Here are this author's Ten Commandments of Testing Protocol, complete with editorial comments at no extra charge! (All of the "commandments" below were true as of the date of this post.)
- Teachers shall not talk about any test item with other teachers or with students. If they do, they risk losing their teaching license. (Ironically, this might actually be a good rule, since there are far more worthy causes over which to lose one's license!)
- Teachers shall not leave the room for any reason unless there is a certified teacher available to replace them. If a teacher does leave the room and leaves a non certified but competent adult in charge, every test in the room could be invalidated. (Now there's an idea!)
- Students shall not, under any circumstances, leave the room and return to continue on the same subtest. If they do leave the room and resume testing, their test could be invalidated. (This is likely based on the paranoid assumption that the student's motive for leaving the room is to reach a secure location where he or she can send a text message to a student in another room in order to give them the answer to test question #6!)
- Students shall not go to the bathroom until after they finish a subtest, only one at a time, and only with an adult escort. Violating this commandment could lead to test invalidation. Get out the kitty litter! (Perhaps this commandment was written in order to make sure students are not secretly meeting in the bathrooms to discuss test questions. Imagine that! What could be a more titillating bathroom discussion topic to a third grader?!)
- Students shall believe with all their hearts that the tests actually matter; that doing well will bring reward and that doing poorly will invoke disagreeable consequences. (In reality, those who do well and those who don't are punished equally when the school inevitably fails to make Adequate Yearly Progress (AYP), a fate that awaits all but approximately 10% of America's schools by 2014.)
- Students shall not have any breaks whatsoever during the administration of a subtest, even if the test lasts two or three hours due to a few slower or more meticulous test takers. (Is this a test that measures academic achievement, or one that measures physical and mental endurance under stress?)
- Students shall waste enormous amounts of time waiting for the last classmate to finish the test. The tests are untimed. Therefore, the testing session is over when the last student in the room has finished.

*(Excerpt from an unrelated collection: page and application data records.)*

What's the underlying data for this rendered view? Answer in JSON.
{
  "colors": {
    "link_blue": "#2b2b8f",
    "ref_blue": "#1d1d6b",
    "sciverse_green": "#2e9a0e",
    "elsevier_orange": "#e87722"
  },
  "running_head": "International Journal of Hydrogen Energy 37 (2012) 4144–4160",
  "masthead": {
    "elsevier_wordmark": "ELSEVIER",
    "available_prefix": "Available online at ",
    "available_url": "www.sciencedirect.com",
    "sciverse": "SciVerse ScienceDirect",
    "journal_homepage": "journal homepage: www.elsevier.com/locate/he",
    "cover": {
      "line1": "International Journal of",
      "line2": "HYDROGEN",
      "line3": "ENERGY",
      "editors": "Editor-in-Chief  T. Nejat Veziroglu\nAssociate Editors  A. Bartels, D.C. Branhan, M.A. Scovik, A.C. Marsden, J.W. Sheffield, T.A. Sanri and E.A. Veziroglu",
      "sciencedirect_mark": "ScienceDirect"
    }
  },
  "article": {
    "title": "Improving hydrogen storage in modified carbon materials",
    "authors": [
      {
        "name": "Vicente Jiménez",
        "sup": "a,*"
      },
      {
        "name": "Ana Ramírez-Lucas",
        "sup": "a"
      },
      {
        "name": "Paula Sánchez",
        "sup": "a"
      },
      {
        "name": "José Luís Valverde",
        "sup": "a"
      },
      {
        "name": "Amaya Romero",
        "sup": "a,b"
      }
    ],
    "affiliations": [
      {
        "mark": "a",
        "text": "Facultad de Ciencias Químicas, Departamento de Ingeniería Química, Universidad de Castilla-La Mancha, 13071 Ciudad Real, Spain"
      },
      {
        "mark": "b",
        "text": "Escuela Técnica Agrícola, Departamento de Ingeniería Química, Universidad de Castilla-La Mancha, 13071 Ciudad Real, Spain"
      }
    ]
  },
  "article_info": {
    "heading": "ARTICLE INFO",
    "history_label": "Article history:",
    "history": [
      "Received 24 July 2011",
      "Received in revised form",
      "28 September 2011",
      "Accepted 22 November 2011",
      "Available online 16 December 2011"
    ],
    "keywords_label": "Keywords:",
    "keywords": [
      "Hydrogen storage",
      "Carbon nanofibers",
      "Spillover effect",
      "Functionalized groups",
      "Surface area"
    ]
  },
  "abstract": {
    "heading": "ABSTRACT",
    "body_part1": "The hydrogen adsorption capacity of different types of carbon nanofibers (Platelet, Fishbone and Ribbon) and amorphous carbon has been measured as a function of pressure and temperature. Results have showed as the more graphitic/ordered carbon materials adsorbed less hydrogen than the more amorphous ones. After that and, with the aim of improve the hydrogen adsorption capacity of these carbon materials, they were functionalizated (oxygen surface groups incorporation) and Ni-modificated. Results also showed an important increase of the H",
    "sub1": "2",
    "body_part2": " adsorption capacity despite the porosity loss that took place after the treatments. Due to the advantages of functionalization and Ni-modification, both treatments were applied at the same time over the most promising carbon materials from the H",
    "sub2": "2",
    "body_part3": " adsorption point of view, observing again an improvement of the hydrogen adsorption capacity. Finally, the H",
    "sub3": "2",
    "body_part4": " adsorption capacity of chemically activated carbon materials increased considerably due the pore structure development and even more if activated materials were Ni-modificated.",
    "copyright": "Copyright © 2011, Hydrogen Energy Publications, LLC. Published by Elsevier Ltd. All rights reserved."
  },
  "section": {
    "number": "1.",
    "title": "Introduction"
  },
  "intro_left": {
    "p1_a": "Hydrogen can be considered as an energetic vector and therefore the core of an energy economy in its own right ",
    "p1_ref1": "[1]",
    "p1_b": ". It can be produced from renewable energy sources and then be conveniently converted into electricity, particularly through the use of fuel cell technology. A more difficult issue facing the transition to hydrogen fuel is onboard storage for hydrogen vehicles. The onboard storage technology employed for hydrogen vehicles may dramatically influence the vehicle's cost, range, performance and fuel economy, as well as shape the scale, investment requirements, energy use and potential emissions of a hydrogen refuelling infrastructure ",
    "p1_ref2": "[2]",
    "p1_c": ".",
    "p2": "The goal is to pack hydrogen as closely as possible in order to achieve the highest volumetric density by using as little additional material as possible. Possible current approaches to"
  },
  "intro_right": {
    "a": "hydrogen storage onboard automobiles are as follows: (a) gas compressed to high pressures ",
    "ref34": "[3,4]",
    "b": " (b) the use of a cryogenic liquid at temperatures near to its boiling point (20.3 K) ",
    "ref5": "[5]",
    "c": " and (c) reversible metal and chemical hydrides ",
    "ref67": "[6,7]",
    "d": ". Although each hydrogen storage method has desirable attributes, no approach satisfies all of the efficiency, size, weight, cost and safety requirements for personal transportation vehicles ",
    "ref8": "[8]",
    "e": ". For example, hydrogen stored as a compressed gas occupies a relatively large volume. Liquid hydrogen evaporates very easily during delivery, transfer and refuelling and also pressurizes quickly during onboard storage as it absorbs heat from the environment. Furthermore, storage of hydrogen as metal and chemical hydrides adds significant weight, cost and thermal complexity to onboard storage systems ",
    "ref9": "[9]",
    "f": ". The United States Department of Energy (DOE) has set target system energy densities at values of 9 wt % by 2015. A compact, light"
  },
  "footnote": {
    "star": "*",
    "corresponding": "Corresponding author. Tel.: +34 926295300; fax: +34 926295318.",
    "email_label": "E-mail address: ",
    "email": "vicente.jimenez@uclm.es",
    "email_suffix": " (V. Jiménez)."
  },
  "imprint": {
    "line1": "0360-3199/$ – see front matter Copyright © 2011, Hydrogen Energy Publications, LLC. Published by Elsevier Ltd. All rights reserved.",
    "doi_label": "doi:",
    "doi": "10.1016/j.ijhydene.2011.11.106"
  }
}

Those who finish long before the last student is finished are in a sense held hostage by the last finisher since they must do nothing but read for possibly the next 1 to 2 hours. (While this is in some sense an improvement over the timed tests of the past—when teachers were instructed to literally rip an unfinished test out of a student's hands when time expired—it also has negative repercussions.)
- Students shall read and read and read again. If a student finishes early, his or her only option is to read. Never mind the fact that all they've been doing prior to finishing the subtest is read, even in math. You must read a book! (If a student finishes early and, God forbid, begins drawing a picture or designing a plan to halt global warming instead of reading a book, this could result in the invalidation of every test in the room!)
- Students shall not arrive late to school on testing days. This will result in the student spending the entire morning in the office with nothing else to do but keep an eye on the office staff and the principal to make sure they do their jobs! The student must make up the test later that day in an isolated room while the other kids are in their classroom, once again engaged in meaningful learning activities.
- Nobody shall criticize the tests without running the risk of being labeled non compliant, uncooperative, disobedient, obstructive, old fashioned, selfish, subversive, or a bad sport.
(End of Part 2)